→ What you have to do:
Give the listing again exactly as written.

---+---

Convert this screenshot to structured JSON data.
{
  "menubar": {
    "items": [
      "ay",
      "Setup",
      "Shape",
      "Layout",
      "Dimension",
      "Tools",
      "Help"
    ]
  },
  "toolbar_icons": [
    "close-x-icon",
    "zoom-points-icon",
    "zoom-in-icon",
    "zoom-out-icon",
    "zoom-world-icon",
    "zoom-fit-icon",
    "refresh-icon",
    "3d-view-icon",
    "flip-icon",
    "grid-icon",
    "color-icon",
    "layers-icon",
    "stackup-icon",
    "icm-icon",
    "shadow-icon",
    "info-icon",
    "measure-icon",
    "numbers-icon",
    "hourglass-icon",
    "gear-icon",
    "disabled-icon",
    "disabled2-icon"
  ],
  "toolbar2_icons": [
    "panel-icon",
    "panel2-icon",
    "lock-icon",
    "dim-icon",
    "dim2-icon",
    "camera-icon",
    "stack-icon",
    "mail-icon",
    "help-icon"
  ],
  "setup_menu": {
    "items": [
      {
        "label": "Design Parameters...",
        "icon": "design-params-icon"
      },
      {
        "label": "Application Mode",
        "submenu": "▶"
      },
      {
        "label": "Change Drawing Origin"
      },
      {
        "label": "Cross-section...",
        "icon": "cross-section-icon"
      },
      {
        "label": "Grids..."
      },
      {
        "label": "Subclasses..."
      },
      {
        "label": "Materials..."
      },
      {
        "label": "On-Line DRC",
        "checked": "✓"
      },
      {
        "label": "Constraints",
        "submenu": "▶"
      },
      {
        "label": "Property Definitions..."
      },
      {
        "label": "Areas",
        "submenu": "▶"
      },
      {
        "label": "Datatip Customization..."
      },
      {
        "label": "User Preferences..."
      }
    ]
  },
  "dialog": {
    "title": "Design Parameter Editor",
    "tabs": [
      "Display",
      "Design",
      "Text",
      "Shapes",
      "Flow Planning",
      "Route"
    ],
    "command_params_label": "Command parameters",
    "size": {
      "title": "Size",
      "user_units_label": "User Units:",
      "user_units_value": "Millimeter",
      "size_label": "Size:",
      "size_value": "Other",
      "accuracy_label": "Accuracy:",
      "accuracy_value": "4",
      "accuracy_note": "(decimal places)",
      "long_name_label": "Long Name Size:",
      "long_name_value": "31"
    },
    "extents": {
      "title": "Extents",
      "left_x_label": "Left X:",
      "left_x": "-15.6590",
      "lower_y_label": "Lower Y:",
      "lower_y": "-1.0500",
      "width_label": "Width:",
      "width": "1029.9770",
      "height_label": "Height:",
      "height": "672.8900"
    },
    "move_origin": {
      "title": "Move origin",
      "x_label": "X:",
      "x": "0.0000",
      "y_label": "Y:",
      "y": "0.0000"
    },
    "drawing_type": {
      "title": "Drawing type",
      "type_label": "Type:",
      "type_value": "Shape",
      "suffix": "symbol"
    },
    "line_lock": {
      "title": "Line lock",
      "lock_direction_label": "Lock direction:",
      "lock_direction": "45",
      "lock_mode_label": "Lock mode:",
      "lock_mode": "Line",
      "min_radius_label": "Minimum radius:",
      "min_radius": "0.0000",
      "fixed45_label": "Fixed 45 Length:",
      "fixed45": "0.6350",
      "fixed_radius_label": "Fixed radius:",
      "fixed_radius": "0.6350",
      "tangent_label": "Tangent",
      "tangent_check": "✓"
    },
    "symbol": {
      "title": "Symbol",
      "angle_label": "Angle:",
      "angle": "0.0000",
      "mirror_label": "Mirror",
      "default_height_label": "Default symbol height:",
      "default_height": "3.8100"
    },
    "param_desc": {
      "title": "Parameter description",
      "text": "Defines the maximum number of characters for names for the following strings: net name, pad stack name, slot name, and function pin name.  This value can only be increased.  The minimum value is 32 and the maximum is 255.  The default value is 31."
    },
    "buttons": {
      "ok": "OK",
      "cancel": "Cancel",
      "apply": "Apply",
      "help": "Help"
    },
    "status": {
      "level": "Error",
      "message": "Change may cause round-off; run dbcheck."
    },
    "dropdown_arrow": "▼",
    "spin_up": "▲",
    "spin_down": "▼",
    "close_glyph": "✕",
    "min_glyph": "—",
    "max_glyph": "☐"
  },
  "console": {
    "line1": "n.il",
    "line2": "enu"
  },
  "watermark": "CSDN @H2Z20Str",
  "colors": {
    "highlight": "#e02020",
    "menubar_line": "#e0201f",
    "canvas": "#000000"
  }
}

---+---

→ Answer for this exercise:
Convert this screenshot to structured JSON data.
{
  "menubar": {
    "items": [
      "ay",
      "Setup",
      "Shape",
      "Layout",
      "Dimension",
      "Tools",
      "Help"
    ]
  },
  "toolbar_icons": [
    "close-x-icon",
    "zoom-points-icon",
    "zoom-in-icon",
    "zoom-out-icon",
    "zoom-world-icon",
    "zoom-fit-icon",
    "refresh-icon",
    "3d-view-icon",
    "flip-icon",
    "grid-icon",
    "color-icon",
    "layers-icon",
    "stackup-icon",
    "icm-icon",
    "shadow-icon",
    "info-icon",
    "measure-icon",
    "numbers-icon",
    "hourglass-icon",
    "gear-icon",
    "disabled-icon",
    "disabled2-icon"
  ],
  "toolbar2_icons": [
    "panel-icon",
    "panel2-icon",
    "lock-icon",
    "dim-icon",
    "dim2-icon",
    "camera-icon",
    "stack-icon",
    "mail-icon",
    "help-icon"
  ],
  "setup_menu": {
    "items": [
      {
        "label": "Design Parameters...",
        "icon": "design-params-icon"
      },
      {
        "label": "Application Mode",
        "submenu": "▶"
      },
      {
        "label": "Change Drawing Origin"
      },
      {
        "label": "Cross-section...",
        "icon": "cross-section-icon"
      },
      {
        "label": "Grids..."
      },
      {
        "label": "Subclasses..."
      },
      {
        "label": "Materials..."
      },
      {
        "label": "On-Line DRC",
        "checked": "✓"
      },
      {
        "label": "Constraints",
        "submenu": "▶"
      },
      {
        "label": "Property Definitions..."
      },
      {
        "label": "Areas",
        "submenu": "▶"
      },
      {
        "label": "Datatip Customization..."
      },
      {
        "label": "User Preferences..."
      }
    ]
  },
  "dialog": {
    "title": "Design Parameter Editor",
    "tabs": [
      "Display",
      "Design",
      "Text",
      "Shapes",
      "Flow Planning",
      "Route"
    ],
    "command_params_label": "Command parameters",
    "size": {
      "title": "Size",
      "user_units_label": "User Units:",
      "user_units_value": "Millimeter",
      "size_label": "Size:",
      "size_value": "Other",
      "accuracy_label": "Accuracy:",
      "accuracy_value": "4",
      "accuracy_note": "(decimal places)",
      "long_name_label": "Long Name Size:",
      "long_name_value": "31"
    },
    "extents": {
      "title": "Extents",
      "left_x_label": "Left X:",
      "left_x": "-15.6590",
      "lower_y_label": "Lower Y:",
      "lower_y": "-1.0500",
      "width_label": "Width:",
      "width": "1029.9770",
      "height_label": "Height:",
      "height": "672.8900"
    },
    "move_origin": {
      "title": "Move origin",
      "x_label": "X:",
      "x": "0.0000",
      "y_label": "Y:",
      "y": "0.0000"
    },
    "drawing_type": {
      "title": "Drawing type",
      "type_label": "Type:",
      "type_value": "Shape",
      "suffix": "symbol"
    },
    "line_lock": {
      "title": "Line lock",
      "lock_direction_label": "Lock direction:",
      "lock_direction": "45",
      "lock_mode_label": "Lock mode:",
      "lock_mode": "Line",
      "min_radius_label": "Minimum radius:",
      "min_radius": "0.0000",
      "fixed45_label": "Fixed 45 Length:",
      "fixed45": "0.6350",
      "fixed_radius_label": "Fixed radius:",
      "fixed_radius": "0.6350",
      "tangent_label": "Tangent",
      "tangent_check": "✓"
    },
    "symbol": {
      "title": "Symbol",
      "angle_label": "Angle:",
      "angle": "0.0000",
      "mirror_label": "Mirror",
      "default_height_label": "Default symbol height:",
      "default_height": "3.8100"
    },
    "param_desc": {
      "title": "Parameter description",
      "text": "Defines the maximum number of characters for names for the following strings: net name, pad stack name, slot name, and function pin name.  This value can only be increased.  The minimum value is 32 and the maximum is 255.  The default value is 31."
    },
    "buttons": {
      "ok": "OK",
      "cancel": "Cancel",
      "apply": "Apply",
      "help": "Help"
    },
    "status": {
      "level": "Error",
      "message": "Change may cause round-off; run dbcheck."
    },
    "dropdown_arrow": "▼",
    "spin_up": "▲",
    "spin_down": "▼",
    "close_glyph": "✕",
    "min_glyph": "—",
    "max_glyph": "☐"
  },
  "console": {
    "line1": "n.il",
    "line2": "enu"
  },
  "watermark": "CSDN @H2Z20Str",
  "colors": {
    "highlight": "#e02020",
    "menubar_line": "#e0201f",
    "canvas": "#000000"
  }
}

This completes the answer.